### Exercise brief:
Each line below should be set down again unchanged.

### The data:
━━━━━━━━

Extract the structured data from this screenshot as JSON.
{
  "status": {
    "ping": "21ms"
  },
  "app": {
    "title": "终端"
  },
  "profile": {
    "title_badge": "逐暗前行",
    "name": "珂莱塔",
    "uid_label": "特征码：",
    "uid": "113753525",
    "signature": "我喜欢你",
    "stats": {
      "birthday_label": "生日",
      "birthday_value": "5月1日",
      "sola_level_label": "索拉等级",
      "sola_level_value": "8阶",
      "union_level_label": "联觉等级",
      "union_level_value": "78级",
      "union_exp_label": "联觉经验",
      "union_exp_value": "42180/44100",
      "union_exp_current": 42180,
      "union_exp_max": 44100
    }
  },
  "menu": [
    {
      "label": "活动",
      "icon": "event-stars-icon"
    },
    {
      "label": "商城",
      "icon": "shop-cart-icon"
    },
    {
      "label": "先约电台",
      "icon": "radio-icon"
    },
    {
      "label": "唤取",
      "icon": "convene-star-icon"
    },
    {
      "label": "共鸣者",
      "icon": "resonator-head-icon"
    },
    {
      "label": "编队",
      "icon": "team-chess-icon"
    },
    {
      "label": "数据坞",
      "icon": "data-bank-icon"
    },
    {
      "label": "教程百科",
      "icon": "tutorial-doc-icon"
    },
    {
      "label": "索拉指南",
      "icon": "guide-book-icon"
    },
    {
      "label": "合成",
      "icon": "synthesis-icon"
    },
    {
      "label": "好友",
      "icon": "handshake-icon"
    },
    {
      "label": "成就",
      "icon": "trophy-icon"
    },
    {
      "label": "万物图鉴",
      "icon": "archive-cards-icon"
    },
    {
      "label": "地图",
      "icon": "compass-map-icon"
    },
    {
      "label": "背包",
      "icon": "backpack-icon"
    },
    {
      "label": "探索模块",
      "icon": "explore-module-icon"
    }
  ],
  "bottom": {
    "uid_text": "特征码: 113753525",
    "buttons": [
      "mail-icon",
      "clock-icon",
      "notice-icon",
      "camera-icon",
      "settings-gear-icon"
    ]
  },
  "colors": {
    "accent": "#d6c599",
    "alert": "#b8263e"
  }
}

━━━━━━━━

### Answer section:
Extract the structured data from this screenshot as JSON.
{
  "status": {
    "ping": "21ms"
  },
  "app": {
    "title": "终端"
  },
  "profile": {
    "title_badge": "逐暗前行",
    "name": "珂莱塔",
    "uid_label": "特征码：",
    "uid": "113753525",
    "signature": "我喜欢你",
    "stats": {
      "birthday_label": "生日",
      "birthday_value": "5月1日",
      "sola_level_label": "索拉等级",
      "sola_level_value": "8阶",
      "union_level_label": "联觉等级",
      "union_level_value": "78级",
      "union_exp_label": "联觉经验",
      "union_exp_value": "42180/44100",
      "union_exp_current": 42180,
      "union_exp_max": 44100
    }
  },
  "menu": [
    {
      "label": "活动",
      "icon": "event-stars-icon"
    },
    {
      "label": "商城",
      "icon": "shop-cart-icon"
    },
    {
      "label": "先约电台",
      "icon": "radio-icon"
    },
    {
      "label": "唤取",
      "icon": "convene-star-icon"
    },
    {
      "label": "共鸣者",
      "icon": "resonator-head-icon"
    },
    {
      "label": "编队",
      "icon": "team-chess-icon"
    },
    {
      "label": "数据坞",
      "icon": "data-bank-icon"
    },
    {
      "label": "教程百科",
      "icon": "tutorial-doc-icon"
    },
    {
      "label": "索拉指南",
      "icon": "guide-book-icon"
    },
    {
      "label": "合成",
      "icon": "synthesis-icon"
    },
    {
      "label": "好友",
      "icon": "handshake-icon"
    },
    {
      "label": "成就",
      "icon": "trophy-icon"
    },
    {
      "label": "万物图鉴",
      "icon": "archive-cards-icon"
    },
    {
      "label": "地图",
      "icon": "compass-map-icon"
    },
    {
      "label": "背包",
      "icon": "backpack-icon"
    },
    {
      "label": "探索模块",
      "icon": "explore-module-icon"
    }
  ],
  "bottom": {
    "uid_text": "特征码: 113753525",
    "buttons": [
      "mail-icon",
      "clock-icon",
      "notice-icon",
      "camera-icon",
      "settings-gear-icon"
    ]
  },
  "colors": {
    "accent": "#d6c599",
    "alert": "#b8263e"
  }
}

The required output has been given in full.